By Michael Boyink / email@example.com
We had reservations.
Because it was winter and it was Florida. And we wanted adjacent sites for an extended stay with friends.
We arrived first. I wanted to check out the campsite before backing the RV in.
I wanted to check out the neighbors.
Colored hair and odd clothes. A tent with TV and VCR. A desk with computer and printer. A piled-up picnic table. An overflowing trash can.
This wasn’t camping. This was living.
I had reservations.
But it was winter. And it was Florida.
I backed the RV in.
One of them watched closely. “Nice job,” he called out.
I thanked him. And wondered if it would be money or food he’d ask for next.
Our friends rolled in and set up. I was glad their tall converted bus blocked our view of the tenters.
We went over to visit. From inside the bus, I looked down – both literally and figuratively – on the people next door. How much of our gear could I safely leave outside?
“Want some tea?”
Angie wasn’t asking us. She had her bus window propped open and was talking to them.
I saw risk.
Angie saw a ministry opportunity.
They accepted. Tea became dinner. Dinner became a campfire. A campfire became a raw conversation about faith and God.

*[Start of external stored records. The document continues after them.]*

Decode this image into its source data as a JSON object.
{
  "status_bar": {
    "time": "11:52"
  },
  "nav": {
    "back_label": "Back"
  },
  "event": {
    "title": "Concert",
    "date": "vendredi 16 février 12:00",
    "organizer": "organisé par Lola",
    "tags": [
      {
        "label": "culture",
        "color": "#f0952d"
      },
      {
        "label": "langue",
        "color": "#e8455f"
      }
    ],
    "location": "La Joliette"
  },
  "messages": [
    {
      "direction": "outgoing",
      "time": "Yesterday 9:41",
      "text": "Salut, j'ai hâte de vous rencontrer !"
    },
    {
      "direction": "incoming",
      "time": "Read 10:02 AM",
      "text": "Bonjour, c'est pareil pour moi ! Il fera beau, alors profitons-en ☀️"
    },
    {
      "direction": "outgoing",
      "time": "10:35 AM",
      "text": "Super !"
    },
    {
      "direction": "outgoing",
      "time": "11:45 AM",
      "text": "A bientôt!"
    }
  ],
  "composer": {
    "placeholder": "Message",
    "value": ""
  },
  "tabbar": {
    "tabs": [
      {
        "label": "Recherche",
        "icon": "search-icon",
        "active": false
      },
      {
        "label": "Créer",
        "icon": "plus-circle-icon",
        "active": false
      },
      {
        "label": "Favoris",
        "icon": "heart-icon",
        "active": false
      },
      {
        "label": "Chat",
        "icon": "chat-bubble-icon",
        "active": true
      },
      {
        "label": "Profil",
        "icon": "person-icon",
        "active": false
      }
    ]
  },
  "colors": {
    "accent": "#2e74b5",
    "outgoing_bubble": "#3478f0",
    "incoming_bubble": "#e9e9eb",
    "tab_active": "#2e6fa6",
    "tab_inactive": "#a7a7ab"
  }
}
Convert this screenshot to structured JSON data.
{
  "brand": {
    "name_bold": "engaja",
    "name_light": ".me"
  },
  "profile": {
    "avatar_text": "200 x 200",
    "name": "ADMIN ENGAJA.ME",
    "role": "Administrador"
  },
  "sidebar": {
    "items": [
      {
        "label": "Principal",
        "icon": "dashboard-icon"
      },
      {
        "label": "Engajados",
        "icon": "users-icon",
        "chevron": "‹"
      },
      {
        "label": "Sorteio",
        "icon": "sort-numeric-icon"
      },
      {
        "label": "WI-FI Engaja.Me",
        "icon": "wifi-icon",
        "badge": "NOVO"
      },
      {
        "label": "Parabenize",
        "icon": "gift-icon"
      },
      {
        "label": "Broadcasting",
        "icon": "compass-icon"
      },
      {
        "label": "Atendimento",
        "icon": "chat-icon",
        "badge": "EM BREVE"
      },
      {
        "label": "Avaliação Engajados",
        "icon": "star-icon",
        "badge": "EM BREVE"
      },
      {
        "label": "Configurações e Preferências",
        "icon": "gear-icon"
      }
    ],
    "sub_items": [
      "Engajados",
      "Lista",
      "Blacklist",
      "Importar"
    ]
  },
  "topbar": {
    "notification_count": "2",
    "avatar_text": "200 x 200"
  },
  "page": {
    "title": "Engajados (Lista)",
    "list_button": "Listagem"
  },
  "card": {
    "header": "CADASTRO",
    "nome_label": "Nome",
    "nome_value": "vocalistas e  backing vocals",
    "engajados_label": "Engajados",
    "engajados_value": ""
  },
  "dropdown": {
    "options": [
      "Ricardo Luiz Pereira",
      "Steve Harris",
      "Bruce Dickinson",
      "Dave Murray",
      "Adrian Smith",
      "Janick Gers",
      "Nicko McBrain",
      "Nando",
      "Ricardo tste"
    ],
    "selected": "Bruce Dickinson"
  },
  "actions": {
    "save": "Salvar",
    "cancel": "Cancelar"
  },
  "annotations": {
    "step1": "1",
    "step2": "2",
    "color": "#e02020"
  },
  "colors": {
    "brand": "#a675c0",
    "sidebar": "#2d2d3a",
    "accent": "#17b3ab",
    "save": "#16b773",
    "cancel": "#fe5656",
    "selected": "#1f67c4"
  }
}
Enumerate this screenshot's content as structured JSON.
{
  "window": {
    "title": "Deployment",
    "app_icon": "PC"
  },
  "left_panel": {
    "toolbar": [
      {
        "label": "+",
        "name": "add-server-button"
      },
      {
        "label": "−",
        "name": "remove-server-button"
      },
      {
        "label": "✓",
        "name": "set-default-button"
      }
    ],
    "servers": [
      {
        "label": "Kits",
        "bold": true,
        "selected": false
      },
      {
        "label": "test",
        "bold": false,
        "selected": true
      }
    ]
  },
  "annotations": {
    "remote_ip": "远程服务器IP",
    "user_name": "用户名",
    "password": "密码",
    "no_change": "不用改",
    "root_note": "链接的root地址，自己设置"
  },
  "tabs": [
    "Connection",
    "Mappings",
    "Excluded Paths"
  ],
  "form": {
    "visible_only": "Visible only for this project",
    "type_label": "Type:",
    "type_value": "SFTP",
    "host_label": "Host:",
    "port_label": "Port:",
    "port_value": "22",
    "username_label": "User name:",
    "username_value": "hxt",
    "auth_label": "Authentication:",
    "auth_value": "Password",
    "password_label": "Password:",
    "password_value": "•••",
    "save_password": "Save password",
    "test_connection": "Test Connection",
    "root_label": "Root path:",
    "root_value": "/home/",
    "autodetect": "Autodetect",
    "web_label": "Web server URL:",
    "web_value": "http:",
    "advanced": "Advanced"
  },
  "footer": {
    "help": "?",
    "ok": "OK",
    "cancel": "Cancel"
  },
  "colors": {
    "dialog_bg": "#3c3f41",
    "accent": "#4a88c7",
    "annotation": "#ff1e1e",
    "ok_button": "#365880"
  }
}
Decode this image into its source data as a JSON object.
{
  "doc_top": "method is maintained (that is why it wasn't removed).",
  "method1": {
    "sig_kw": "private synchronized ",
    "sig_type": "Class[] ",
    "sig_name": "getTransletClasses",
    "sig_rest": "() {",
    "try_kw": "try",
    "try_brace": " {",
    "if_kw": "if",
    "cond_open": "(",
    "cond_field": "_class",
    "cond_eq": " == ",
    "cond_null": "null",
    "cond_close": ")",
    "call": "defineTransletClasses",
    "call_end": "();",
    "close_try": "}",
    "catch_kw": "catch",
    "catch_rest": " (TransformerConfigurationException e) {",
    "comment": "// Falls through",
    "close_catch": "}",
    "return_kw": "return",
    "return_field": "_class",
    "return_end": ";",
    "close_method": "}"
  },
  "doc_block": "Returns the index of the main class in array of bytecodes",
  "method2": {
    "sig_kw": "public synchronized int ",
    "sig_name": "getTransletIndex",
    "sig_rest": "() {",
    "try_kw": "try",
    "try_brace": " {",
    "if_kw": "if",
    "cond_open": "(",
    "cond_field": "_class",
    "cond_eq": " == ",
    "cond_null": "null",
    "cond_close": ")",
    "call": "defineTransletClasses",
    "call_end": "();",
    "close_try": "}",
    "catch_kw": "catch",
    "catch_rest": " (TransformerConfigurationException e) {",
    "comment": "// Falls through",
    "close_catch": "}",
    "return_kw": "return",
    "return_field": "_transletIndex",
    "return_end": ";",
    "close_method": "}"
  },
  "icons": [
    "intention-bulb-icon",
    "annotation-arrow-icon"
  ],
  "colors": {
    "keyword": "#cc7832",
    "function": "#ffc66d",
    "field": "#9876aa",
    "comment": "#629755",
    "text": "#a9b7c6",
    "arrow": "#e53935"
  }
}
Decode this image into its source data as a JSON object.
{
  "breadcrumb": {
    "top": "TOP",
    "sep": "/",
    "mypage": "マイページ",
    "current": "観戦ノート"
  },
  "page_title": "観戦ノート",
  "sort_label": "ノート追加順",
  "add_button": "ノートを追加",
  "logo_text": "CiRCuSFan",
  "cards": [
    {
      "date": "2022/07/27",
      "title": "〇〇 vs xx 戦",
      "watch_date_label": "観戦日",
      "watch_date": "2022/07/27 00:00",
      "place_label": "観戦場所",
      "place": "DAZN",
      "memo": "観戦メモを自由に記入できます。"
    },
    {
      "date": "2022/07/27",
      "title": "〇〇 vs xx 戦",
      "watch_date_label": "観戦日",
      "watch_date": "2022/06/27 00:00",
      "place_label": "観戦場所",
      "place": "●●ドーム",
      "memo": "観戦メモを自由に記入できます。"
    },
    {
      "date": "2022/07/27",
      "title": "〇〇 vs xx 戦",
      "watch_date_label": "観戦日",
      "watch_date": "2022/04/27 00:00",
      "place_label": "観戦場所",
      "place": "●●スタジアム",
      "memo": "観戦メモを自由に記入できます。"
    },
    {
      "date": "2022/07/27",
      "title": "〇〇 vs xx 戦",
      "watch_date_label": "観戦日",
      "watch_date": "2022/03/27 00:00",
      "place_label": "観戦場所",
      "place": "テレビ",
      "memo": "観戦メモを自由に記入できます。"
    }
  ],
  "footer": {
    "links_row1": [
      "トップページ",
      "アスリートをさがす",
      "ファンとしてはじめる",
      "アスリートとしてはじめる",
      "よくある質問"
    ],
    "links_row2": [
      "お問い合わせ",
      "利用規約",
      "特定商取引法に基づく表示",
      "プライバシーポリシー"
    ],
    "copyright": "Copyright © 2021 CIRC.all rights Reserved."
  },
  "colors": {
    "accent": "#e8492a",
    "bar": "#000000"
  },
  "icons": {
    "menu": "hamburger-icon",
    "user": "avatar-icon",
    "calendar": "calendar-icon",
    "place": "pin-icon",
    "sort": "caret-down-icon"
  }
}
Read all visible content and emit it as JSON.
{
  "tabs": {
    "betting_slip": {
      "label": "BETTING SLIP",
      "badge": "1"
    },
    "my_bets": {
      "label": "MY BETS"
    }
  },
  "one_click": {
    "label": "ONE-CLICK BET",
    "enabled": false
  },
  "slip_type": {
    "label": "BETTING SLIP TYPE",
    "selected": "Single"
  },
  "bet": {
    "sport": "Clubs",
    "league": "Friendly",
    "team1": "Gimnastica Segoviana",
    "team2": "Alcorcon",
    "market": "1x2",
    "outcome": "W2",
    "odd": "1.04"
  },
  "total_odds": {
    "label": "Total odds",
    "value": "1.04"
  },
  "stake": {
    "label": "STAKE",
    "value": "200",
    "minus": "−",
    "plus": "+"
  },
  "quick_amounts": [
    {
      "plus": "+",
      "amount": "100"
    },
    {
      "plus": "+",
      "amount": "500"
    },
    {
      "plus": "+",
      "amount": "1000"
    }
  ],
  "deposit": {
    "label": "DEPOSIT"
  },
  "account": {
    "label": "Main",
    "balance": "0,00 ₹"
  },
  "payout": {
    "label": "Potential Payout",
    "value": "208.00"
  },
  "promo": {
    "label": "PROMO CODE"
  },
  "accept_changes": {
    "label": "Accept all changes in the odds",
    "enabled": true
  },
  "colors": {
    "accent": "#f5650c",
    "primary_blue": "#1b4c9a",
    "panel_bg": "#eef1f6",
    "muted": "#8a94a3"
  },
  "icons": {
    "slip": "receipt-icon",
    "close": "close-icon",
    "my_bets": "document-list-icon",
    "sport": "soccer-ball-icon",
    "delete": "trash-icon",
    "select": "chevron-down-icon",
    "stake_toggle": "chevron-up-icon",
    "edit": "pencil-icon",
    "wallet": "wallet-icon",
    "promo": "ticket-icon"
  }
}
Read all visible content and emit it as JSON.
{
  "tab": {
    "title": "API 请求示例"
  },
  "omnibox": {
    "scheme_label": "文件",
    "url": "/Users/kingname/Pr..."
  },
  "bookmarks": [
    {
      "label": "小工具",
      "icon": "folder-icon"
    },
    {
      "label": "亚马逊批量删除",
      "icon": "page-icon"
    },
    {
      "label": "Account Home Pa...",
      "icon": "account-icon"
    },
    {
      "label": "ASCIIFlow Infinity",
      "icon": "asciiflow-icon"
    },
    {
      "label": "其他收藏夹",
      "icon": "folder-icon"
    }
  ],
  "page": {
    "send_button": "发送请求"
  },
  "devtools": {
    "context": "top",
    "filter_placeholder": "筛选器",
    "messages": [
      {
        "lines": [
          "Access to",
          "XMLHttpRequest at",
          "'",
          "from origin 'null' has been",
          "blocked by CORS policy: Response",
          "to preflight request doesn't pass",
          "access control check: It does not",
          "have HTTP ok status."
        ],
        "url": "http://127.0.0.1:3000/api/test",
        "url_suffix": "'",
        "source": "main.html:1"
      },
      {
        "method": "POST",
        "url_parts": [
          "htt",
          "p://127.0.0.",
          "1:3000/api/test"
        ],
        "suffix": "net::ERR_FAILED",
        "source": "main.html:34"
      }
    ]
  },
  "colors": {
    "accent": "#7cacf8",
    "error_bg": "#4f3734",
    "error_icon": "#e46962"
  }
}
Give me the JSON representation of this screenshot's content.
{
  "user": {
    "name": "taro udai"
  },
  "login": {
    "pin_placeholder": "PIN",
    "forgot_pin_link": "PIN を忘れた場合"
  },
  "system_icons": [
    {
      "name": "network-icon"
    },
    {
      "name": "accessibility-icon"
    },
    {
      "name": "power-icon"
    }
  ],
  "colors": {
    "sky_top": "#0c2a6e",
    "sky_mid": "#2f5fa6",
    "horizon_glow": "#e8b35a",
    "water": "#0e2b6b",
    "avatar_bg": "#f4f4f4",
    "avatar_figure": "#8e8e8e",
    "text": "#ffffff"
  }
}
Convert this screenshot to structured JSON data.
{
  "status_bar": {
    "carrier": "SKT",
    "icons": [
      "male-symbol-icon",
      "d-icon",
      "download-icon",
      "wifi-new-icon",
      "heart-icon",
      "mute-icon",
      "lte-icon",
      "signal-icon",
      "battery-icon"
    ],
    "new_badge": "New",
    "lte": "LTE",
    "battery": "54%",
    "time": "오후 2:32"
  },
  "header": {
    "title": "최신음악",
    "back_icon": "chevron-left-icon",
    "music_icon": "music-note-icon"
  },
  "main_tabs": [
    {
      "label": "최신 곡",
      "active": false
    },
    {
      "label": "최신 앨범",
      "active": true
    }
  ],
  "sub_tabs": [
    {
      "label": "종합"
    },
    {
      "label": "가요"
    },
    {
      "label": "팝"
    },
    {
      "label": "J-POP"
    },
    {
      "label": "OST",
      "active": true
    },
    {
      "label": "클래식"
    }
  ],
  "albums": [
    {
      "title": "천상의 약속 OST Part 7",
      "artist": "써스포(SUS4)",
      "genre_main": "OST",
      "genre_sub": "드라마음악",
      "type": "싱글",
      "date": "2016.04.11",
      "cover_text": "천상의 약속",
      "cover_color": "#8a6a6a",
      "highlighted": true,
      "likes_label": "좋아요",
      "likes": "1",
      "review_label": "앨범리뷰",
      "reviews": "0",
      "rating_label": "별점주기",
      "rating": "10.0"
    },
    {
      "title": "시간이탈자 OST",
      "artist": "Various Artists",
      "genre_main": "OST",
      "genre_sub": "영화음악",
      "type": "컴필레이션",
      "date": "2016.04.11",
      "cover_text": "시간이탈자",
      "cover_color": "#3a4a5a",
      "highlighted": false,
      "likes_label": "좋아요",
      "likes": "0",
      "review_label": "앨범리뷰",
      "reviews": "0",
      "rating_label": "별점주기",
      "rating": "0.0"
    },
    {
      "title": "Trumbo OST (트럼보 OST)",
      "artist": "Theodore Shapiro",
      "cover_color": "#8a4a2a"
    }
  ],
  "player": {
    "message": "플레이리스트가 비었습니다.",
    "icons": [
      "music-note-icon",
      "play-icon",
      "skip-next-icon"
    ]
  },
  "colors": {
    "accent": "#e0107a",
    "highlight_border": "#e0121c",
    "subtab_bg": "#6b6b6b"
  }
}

Before we knew it, two conservative, Christian families were friends with a homosexual male couple, a blue-haired American Indian woman, and an out-of-work actor from LA in the middle of a road trip to “find himself.”
The actor soon started asking odd, personal questions. After we answered he’d disappear back into his tent.
And I’d google “identity theft.”
Then a small, padlocked wooden treasure box appeared on our picnic table. It had a leather pouch with a paper clue and key attached.
We gathered around it – four skeptical adults and six excited kids.
Unlocking the box, we found compasses inside. We decoded the clue, got our bearings and started walking.
We ended up in the park laundromat. We found another clue hidden there, coiled inside a corked glass bottle.
That clue led us to another in the park amphitheater. From there to the senior center. Then the horseshoe pits, the dog park, the archery range, and finally the volleyball court.
The final clue also had a leather map and key. It led us to a marked path in the woods and an “X” of branches laying on the ground.
The kids dug barehanded. They unearthed and unlocked a pirate captain’s treasure box.
All those odd questions finally made sense. Small boxes disguised as ancient books held knitting needles and yarn. Or a journal and art supplies. Or a $50 gift card. Each gift was tailored to that person’s interests.
Yes, there was also a generous gift for me in that buried chest.
But pirate booty wasn’t my treasure that day.
My treasure was what I learned those weeks. About being too judgmental. Too selfish. Too safe.
About what the command to love your neighbor looks like.
Melbourne is on the “Space Coast” of Florida, just 25 miles south of Cape Canaveral. Learn more at melbourneflorida.org.